• Your instructions
Wherever "emedemaite" shows up in the records below, copy the whole line.

Segment Start: Records provided

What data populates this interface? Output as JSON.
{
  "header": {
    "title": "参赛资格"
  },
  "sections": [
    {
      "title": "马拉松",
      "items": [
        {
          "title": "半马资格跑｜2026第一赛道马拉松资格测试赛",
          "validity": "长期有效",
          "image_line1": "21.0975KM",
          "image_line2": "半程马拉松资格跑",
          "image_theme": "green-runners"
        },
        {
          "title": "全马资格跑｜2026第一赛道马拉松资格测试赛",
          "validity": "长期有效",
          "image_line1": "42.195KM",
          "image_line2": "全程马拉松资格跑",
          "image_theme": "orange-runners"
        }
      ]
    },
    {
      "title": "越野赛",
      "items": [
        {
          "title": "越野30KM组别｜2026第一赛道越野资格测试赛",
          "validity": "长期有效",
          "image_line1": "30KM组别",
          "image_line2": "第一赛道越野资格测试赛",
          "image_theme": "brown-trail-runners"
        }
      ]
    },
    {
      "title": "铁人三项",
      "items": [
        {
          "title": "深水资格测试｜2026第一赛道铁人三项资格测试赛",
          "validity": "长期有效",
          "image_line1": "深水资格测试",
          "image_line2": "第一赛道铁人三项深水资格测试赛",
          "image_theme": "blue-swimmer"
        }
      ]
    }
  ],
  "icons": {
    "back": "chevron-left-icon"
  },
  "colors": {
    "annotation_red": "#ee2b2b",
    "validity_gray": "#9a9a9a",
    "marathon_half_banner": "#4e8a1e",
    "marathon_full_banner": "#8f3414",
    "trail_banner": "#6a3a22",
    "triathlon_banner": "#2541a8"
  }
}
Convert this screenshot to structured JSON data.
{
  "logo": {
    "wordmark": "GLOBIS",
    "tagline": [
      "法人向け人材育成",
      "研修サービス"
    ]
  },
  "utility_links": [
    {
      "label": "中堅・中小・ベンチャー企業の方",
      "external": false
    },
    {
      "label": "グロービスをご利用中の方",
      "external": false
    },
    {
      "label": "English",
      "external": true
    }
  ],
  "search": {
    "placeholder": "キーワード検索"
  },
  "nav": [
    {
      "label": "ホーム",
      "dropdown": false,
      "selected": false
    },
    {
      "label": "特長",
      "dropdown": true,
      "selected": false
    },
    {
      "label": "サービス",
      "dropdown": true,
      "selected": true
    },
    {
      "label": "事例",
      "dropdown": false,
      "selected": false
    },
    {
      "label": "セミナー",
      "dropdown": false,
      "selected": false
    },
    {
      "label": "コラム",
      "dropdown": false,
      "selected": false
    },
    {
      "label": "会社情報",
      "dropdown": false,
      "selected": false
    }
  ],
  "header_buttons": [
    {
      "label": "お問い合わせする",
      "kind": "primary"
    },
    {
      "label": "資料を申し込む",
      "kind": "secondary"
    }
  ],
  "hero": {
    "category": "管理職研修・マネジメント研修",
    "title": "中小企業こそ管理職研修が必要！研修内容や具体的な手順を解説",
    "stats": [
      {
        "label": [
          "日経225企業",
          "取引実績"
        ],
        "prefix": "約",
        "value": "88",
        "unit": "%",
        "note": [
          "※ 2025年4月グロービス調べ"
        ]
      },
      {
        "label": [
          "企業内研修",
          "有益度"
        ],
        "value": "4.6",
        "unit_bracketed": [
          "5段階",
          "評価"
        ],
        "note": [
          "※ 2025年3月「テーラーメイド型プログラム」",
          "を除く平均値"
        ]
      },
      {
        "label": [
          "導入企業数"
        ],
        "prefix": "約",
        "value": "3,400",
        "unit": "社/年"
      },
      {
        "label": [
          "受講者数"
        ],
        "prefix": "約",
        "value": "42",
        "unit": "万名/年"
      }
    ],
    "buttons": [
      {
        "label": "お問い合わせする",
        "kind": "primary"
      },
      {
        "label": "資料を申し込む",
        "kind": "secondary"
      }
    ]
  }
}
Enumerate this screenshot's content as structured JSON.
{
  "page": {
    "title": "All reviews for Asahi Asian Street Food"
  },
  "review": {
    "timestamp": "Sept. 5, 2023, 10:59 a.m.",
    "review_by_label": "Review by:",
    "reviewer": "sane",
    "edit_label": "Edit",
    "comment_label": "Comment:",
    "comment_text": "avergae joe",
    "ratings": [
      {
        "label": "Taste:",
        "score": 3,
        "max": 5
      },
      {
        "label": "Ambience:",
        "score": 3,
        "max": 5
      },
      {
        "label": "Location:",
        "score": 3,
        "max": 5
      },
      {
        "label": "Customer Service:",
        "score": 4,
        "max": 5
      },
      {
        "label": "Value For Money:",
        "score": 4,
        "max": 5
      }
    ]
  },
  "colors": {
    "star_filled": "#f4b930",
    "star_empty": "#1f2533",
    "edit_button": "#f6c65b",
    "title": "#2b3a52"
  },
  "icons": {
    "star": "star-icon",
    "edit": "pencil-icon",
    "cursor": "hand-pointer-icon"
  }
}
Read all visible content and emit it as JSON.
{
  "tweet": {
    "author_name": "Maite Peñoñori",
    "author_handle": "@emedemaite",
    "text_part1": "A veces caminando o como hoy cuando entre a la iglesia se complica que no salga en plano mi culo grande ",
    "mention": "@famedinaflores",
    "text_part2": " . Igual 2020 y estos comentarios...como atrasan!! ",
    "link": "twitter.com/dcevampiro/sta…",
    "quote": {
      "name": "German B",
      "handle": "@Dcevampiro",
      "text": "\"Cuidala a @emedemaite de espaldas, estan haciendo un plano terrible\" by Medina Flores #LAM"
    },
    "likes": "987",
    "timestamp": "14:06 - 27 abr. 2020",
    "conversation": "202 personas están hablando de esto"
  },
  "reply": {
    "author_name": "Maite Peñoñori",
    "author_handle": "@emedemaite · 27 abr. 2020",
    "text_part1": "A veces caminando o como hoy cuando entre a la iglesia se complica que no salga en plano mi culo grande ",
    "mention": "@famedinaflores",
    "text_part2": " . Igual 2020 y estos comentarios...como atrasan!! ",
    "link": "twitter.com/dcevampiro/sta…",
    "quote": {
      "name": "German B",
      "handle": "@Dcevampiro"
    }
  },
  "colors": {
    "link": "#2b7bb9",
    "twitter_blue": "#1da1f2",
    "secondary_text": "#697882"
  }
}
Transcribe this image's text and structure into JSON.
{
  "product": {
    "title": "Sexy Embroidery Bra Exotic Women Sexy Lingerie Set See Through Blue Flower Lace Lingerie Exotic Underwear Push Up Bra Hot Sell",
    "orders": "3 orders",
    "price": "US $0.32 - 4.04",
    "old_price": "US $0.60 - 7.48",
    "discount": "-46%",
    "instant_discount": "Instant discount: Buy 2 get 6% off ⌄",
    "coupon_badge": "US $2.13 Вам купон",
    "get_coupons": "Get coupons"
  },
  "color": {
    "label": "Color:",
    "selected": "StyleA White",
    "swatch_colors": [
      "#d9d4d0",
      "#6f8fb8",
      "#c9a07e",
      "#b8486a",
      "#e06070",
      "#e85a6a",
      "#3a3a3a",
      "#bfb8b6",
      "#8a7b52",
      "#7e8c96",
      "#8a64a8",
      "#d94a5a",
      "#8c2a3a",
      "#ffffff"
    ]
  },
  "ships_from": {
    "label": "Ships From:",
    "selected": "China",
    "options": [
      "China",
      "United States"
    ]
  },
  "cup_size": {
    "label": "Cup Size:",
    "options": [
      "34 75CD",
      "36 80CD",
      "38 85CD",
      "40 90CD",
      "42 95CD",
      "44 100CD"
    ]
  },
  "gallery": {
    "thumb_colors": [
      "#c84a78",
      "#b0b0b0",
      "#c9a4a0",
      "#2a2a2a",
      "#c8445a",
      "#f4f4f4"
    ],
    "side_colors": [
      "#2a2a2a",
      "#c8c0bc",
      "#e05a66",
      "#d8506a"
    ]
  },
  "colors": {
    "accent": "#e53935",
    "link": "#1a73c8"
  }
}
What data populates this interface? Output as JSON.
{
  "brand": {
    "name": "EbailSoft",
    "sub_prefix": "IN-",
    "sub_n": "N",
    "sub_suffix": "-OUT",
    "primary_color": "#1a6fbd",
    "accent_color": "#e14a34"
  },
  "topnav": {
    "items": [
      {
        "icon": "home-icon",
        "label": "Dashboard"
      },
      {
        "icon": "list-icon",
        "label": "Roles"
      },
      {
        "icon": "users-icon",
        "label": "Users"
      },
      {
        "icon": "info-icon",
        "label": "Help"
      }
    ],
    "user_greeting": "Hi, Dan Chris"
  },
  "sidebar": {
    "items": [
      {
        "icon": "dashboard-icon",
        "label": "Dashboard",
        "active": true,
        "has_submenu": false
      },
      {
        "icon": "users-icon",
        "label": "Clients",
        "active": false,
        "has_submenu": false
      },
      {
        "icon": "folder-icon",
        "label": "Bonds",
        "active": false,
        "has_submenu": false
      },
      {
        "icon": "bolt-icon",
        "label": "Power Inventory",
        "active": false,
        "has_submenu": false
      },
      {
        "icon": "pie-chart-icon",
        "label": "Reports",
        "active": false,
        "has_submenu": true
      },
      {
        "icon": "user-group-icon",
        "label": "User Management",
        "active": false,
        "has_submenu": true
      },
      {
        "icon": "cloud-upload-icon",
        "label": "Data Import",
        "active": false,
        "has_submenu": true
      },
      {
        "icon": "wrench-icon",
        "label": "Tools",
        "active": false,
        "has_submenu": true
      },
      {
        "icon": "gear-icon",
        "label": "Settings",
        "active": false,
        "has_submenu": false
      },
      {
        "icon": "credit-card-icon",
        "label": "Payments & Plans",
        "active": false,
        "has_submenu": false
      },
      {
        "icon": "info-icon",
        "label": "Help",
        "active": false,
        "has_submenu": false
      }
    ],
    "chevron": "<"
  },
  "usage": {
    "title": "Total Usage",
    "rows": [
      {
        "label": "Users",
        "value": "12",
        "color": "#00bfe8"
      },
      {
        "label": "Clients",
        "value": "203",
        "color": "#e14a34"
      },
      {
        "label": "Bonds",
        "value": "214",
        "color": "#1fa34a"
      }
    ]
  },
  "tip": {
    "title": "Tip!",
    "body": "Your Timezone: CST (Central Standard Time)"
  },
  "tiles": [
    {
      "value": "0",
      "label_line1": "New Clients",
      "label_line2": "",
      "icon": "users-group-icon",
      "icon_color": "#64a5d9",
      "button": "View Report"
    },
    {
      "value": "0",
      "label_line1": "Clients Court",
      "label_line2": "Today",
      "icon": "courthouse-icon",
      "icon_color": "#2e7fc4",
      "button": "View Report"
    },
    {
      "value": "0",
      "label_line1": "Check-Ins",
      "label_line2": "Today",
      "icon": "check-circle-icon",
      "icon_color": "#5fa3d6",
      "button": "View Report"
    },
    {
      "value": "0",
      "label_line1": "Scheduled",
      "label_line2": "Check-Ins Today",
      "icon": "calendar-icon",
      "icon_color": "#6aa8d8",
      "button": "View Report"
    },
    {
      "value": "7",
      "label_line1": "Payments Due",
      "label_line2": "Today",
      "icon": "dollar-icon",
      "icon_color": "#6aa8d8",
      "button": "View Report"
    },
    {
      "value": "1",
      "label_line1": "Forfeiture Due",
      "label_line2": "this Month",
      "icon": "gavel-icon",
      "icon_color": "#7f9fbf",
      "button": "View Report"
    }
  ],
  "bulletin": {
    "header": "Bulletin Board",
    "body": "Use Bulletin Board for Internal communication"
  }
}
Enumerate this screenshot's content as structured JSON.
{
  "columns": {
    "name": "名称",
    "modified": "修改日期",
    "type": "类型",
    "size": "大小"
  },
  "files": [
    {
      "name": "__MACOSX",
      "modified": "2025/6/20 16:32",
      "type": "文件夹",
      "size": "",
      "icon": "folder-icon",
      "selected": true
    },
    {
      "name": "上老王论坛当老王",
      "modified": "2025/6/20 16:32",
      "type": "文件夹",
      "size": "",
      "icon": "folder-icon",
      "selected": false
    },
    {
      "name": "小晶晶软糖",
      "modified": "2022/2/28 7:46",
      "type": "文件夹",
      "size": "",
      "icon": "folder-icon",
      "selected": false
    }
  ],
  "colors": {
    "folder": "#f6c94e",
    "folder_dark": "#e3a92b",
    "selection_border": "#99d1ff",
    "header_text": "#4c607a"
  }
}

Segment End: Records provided

• Response area
    "author_handle": "@emedemaite",
      "text": "\"Cuidala a @emedemaite de espaldas, estan haciendo un plano terrible\" by Medina Flores #LAM"
    "author_handle": "@emedemaite · 27 abr. 2020",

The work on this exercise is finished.